• TASK OBJECTIVE:
Find how many lines in the material below hold the word "looks". Reply with that figure alone.

• RECORDS TO USE:
****

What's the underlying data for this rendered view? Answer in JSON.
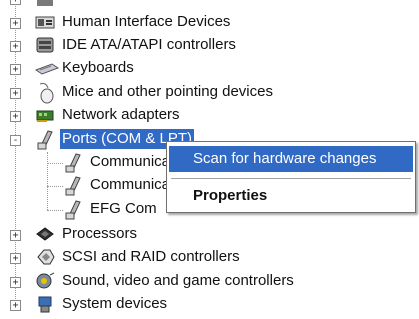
{
  "tree": {
    "partial_top_label": "...",
    "items": [
      {
        "label": "Human Interface Devices",
        "expander": "+",
        "icon": "hid-icon"
      },
      {
        "label": "IDE ATA/ATAPI controllers",
        "expander": "+",
        "icon": "ide-controller-icon"
      },
      {
        "label": "Keyboards",
        "expander": "+",
        "icon": "keyboard-icon"
      },
      {
        "label": "Mice and other pointing devices",
        "expander": "+",
        "icon": "mouse-icon"
      },
      {
        "label": "Network adapters",
        "expander": "+",
        "icon": "network-adapter-icon"
      },
      {
        "label": "Ports (COM & LPT)",
        "expander": "-",
        "icon": "port-icon",
        "selected": true
      },
      {
        "label": "Communica",
        "child": true,
        "icon": "port-icon"
      },
      {
        "label": "Communica",
        "child": true,
        "icon": "port-icon"
      },
      {
        "label": "EFG Com",
        "child": true,
        "icon": "port-icon"
      },
      {
        "label": "Processors",
        "expander": "+",
        "icon": "processor-icon"
      },
      {
        "label": "SCSI and RAID controllers",
        "expander": "+",
        "icon": "scsi-controller-icon"
      },
      {
        "label": "Sound, video and game controllers",
        "expander": "+",
        "icon": "sound-icon"
      },
      {
        "label": "System devices",
        "expander": "+",
        "icon": "system-devices-icon"
      }
    ]
  },
  "context_menu": {
    "scan_label": "Scan for hardware changes",
    "properties_label": "Properties"
  },
  "colors": {
    "selection": "#316ac5",
    "connector": "#9a9a9a"
  }
}
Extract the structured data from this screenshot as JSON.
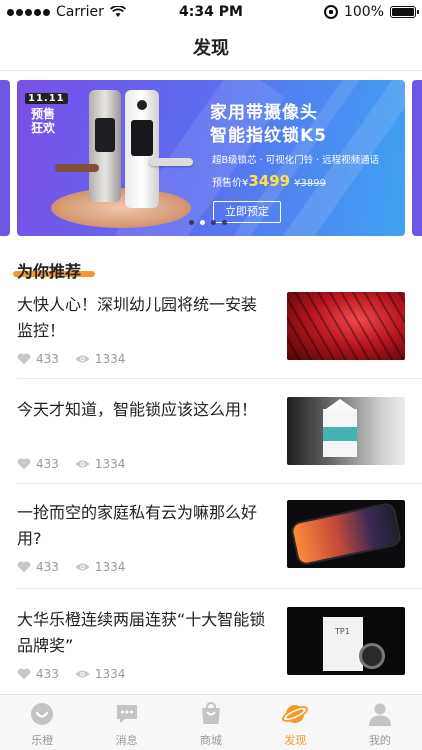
{
  "status_bar": {
    "carrier": "Carrier",
    "time": "4:34 PM",
    "battery": "100%"
  },
  "nav": {
    "title": "发现"
  },
  "banner": {
    "promo_date": "11.11",
    "promo_line1": "预售",
    "promo_line2": "狂欢",
    "headline1": "家用带摄像头",
    "headline2": "智能指纹锁K5",
    "features": "超B级锁芯 · 可视化门铃 · 远程视频通话",
    "presale_label": "预售价¥",
    "price": "3499",
    "original_price": "¥3899",
    "button": "立即预定",
    "pages": 4,
    "active_page": 1
  },
  "section": {
    "title": "为你推荐"
  },
  "articles": [
    {
      "title": "大快人心！深圳幼儿园将统一安装监控！",
      "likes": "433",
      "views": "1334"
    },
    {
      "title": "今天才知道，智能锁应该这么用！",
      "likes": "433",
      "views": "1334"
    },
    {
      "title": "一抢而空的家庭私有云为嘛那么好用?",
      "likes": "433",
      "views": "1334"
    },
    {
      "title": "大华乐橙连续两届连获“十大智能锁品牌奖”",
      "likes": "433",
      "views": "1334"
    }
  ],
  "thumb4_label": "TP1",
  "tabbar": {
    "items": [
      {
        "label": "乐橙",
        "icon": "smile-icon"
      },
      {
        "label": "消息",
        "icon": "message-icon"
      },
      {
        "label": "商城",
        "icon": "shopping-bag-icon"
      },
      {
        "label": "发现",
        "icon": "planet-icon"
      },
      {
        "label": "我的",
        "icon": "person-icon"
      }
    ],
    "active_index": 3
  },
  "colors": {
    "accent": "#f39a2e",
    "banner_start": "#7b4fe8",
    "banner_end": "#3fa2f2",
    "price": "#ffe04a"
  }
}
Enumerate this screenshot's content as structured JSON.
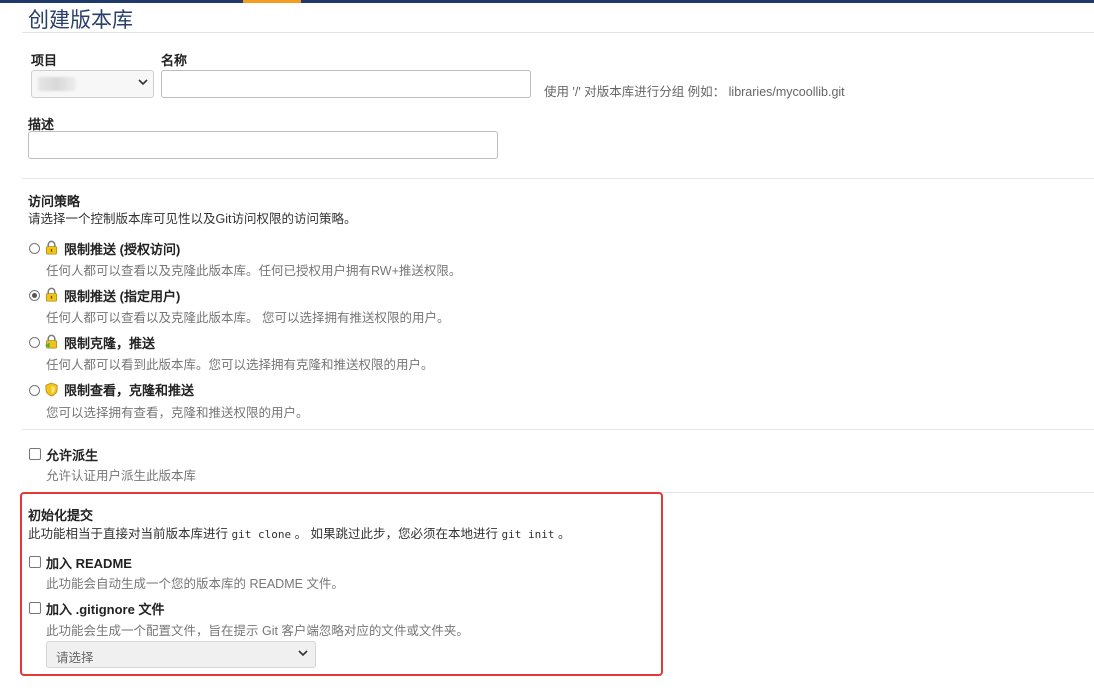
{
  "page": {
    "title": "创建版本库"
  },
  "form": {
    "project_label": "项目",
    "project_value": "",
    "name_label": "名称",
    "name_value": "",
    "name_hint": "使用 '/' 对版本库进行分组 例如： libraries/mycoollib.git",
    "description_label": "描述",
    "description_value": ""
  },
  "access": {
    "heading": "访问策略",
    "description": "请选择一个控制版本库可见性以及Git访问权限的访问策略。",
    "selected": 1,
    "options": [
      {
        "title": "限制推送 (授权访问)",
        "desc": "任何人都可以查看以及克隆此版本库。任何已授权用户拥有RW+推送权限。",
        "icon": "lock-icon",
        "icon_color": "#f0c419"
      },
      {
        "title": "限制推送 (指定用户)",
        "desc": "任何人都可以查看以及克隆此版本库。 您可以选择拥有推送权限的用户。",
        "icon": "lock-icon",
        "icon_color": "#f0c419"
      },
      {
        "title": "限制克隆，推送",
        "desc": "任何人都可以看到此版本库。您可以选择拥有克隆和推送权限的用户。",
        "icon": "lock-icon",
        "icon_color": "#4caf50"
      },
      {
        "title": "限制查看，克隆和推送",
        "desc": "您可以选择拥有查看，克隆和推送权限的用户。",
        "icon": "shield-icon",
        "icon_color": "#f0c419"
      }
    ]
  },
  "fork": {
    "title": "允许派生",
    "desc": "允许认证用户派生此版本库",
    "checked": false
  },
  "init": {
    "heading": "初始化提交",
    "desc_prefix": "此功能相当于直接对当前版本库进行 ",
    "desc_code1": "git clone",
    "desc_middle": " 。 如果跳过此步，您必须在本地进行 ",
    "desc_code2": "git init",
    "desc_suffix": " 。",
    "readme_title": "加入 README",
    "readme_desc": "此功能会自动生成一个您的版本库的 README 文件。",
    "gitignore_title": "加入 .gitignore 文件",
    "gitignore_desc": "此功能会生成一个配置文件，旨在提示 Git 客户端忽略对应的文件或文件夹。",
    "gitignore_select": "请选择"
  },
  "colors": {
    "brand_bar": "#1f3a6a",
    "accent": "#f39c1f",
    "highlight": "#e53935"
  }
}
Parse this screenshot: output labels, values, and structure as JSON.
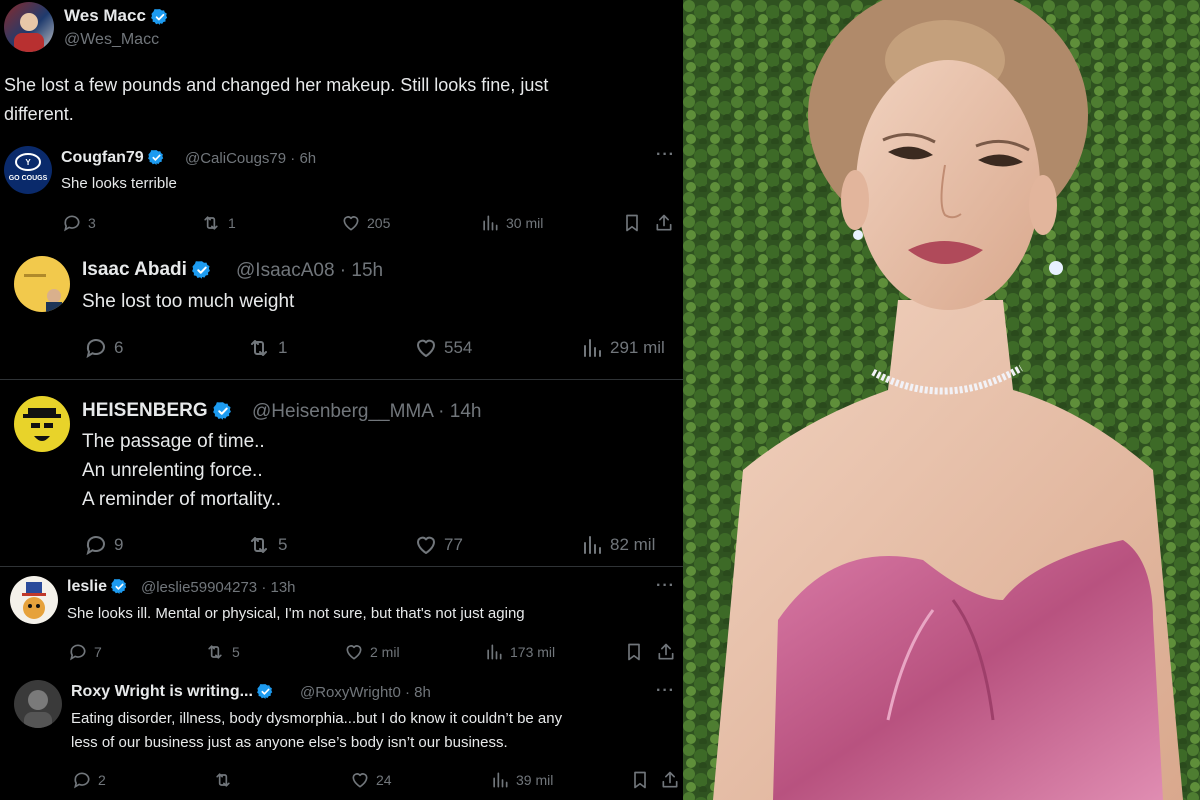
{
  "original_post": {
    "author": "Wes Macc",
    "handle": "@Wes_Macc",
    "text_line1": "She lost a few pounds and changed her makeup. Still looks fine, just",
    "text_line2": "different."
  },
  "replies": [
    {
      "author": "Cougfan79",
      "meta": "@CaliCougs79 · 6h",
      "avatar_text": "GO COUGS",
      "lines": [
        "She looks terrible"
      ],
      "replies": "3",
      "reposts": "1",
      "likes": "205",
      "views": "30 mil"
    },
    {
      "author": "Isaac Abadi",
      "meta": "@IsaacA08 · 15h",
      "lines": [
        "She lost too much weight"
      ],
      "replies": "6",
      "reposts": "1",
      "likes": "554",
      "views": "291 mil"
    },
    {
      "author": "HEISENBERG",
      "meta": "@Heisenberg__MMA · 14h",
      "lines": [
        "The passage of time..",
        "An unrelenting force..",
        "A reminder of mortality.."
      ],
      "replies": "9",
      "reposts": "5",
      "likes": "77",
      "views": "82 mil"
    },
    {
      "author": "leslie",
      "meta": "@leslie59904273 · 13h",
      "lines": [
        "She looks ill. Mental or physical, I'm not sure, but that's not just aging"
      ],
      "replies": "7",
      "reposts": "5",
      "likes": "2 mil",
      "views": "173 mil"
    },
    {
      "author": "Roxy Wright is writing...",
      "meta": "@RoxyWright0 · 8h",
      "lines": [
        "Eating disorder, illness, body dysmorphia...but I do know it couldn’t be any",
        "less of our business just as anyone else’s body isn’t our business."
      ],
      "replies": "2",
      "reposts": "",
      "likes": "24",
      "views": "39 mil"
    }
  ],
  "more_label": "···",
  "colors": {
    "background": "#000000",
    "primary_text": "#e7e9ea",
    "secondary_text": "#71767b",
    "verified": "#1d9bf0",
    "divider": "#2f3336",
    "dress": "#c85a8a",
    "hedge": "#3f6b2a"
  },
  "icons": [
    "verified-badge-icon",
    "reply-icon",
    "repost-icon",
    "like-icon",
    "views-icon",
    "bookmark-icon",
    "share-icon",
    "more-icon"
  ]
}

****

• TASK RESPONSE:
3